Among these records, tally each line with the word "Microsoft"; the answer is that number alone.

### GIVEN INFORMATION
##########
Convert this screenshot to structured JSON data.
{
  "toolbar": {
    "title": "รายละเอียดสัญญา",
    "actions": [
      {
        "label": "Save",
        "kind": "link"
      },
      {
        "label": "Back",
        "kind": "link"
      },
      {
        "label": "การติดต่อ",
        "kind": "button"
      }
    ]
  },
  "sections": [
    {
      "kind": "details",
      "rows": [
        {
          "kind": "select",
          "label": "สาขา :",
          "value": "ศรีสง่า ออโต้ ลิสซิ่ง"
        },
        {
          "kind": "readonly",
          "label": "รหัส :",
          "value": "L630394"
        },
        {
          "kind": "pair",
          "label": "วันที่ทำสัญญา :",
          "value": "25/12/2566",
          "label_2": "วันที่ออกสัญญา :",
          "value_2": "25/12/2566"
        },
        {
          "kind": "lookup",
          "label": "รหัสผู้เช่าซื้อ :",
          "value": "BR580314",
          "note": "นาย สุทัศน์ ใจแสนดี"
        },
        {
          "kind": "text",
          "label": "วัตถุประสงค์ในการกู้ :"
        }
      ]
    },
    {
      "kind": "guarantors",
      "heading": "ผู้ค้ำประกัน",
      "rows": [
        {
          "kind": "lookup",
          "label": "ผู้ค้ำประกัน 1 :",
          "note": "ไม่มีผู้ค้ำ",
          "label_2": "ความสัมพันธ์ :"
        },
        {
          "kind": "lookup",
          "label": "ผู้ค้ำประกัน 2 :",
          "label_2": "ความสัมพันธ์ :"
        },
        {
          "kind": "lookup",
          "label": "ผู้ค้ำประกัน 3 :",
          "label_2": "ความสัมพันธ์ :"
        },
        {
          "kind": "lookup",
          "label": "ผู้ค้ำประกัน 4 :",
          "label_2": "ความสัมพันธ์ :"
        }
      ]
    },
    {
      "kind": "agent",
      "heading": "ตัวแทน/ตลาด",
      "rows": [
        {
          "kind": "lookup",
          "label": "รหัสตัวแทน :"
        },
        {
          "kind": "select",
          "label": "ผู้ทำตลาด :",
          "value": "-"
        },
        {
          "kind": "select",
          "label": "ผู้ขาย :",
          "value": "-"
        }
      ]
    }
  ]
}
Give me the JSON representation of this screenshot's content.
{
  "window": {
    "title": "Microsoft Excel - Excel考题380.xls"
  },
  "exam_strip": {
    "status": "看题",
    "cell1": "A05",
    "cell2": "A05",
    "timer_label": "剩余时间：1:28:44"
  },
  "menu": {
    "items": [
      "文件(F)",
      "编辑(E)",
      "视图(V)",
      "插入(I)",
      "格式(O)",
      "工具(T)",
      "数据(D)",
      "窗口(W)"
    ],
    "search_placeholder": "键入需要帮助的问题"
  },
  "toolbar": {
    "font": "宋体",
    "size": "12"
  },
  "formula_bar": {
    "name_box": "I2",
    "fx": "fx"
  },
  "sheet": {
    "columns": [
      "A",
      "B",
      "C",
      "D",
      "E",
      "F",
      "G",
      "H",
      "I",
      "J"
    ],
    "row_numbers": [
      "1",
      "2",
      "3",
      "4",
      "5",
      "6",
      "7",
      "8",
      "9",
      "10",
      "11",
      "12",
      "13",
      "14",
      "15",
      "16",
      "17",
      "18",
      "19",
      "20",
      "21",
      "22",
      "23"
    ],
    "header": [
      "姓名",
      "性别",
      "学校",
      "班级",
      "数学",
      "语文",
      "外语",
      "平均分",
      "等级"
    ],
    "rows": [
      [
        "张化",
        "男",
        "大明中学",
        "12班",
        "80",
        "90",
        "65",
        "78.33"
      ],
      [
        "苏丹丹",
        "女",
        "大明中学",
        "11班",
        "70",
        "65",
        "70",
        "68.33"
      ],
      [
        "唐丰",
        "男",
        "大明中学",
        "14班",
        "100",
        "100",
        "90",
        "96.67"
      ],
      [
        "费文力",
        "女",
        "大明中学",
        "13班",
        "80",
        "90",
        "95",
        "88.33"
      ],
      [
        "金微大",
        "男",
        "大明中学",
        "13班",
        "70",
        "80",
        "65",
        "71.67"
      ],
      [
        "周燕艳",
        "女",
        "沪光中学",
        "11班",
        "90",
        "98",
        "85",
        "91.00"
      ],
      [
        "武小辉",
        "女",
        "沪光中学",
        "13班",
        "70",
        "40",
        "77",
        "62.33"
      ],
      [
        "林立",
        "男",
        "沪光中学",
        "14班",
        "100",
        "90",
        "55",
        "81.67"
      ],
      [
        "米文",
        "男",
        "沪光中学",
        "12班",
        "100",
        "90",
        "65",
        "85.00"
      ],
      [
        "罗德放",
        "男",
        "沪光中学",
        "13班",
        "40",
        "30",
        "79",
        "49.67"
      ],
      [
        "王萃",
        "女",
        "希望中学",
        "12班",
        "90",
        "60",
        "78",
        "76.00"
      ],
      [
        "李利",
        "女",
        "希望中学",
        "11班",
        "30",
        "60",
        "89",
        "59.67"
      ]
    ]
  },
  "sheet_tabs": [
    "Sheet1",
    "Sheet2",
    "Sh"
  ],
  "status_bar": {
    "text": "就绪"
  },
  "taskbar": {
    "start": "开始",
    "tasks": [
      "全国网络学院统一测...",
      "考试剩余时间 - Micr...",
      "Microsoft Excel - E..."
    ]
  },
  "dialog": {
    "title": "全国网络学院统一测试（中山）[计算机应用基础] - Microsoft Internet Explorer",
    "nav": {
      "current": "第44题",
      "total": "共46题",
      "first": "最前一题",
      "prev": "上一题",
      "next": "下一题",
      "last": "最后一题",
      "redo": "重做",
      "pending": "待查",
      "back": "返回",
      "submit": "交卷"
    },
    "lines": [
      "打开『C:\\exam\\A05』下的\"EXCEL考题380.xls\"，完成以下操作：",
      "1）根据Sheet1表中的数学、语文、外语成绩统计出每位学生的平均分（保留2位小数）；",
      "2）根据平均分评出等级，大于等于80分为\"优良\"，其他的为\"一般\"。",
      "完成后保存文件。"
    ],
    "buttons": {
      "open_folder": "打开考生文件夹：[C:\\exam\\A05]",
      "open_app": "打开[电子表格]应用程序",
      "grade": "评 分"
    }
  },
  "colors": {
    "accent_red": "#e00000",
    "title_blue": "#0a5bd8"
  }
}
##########
### EXERCISE ANSWER
3